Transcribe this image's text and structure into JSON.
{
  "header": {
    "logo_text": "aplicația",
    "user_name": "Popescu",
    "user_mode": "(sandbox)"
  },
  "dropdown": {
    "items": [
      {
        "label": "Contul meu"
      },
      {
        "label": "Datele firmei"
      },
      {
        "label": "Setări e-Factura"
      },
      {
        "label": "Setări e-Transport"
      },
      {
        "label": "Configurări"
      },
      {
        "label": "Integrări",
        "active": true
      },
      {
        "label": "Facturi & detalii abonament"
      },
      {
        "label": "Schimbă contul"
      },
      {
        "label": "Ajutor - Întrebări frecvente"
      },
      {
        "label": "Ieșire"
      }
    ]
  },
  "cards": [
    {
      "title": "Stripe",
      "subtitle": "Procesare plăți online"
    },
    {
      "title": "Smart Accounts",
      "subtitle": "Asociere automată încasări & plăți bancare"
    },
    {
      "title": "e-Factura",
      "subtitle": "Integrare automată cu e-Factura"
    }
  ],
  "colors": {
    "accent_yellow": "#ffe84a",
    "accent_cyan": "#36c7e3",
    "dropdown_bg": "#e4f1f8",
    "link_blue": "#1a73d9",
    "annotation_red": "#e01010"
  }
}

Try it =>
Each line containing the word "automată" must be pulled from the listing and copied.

Solution to this problem =>
      "subtitle": "Asociere automată încasări & plăți bancare"
      "subtitle": "Integrare automată cu e-Factura"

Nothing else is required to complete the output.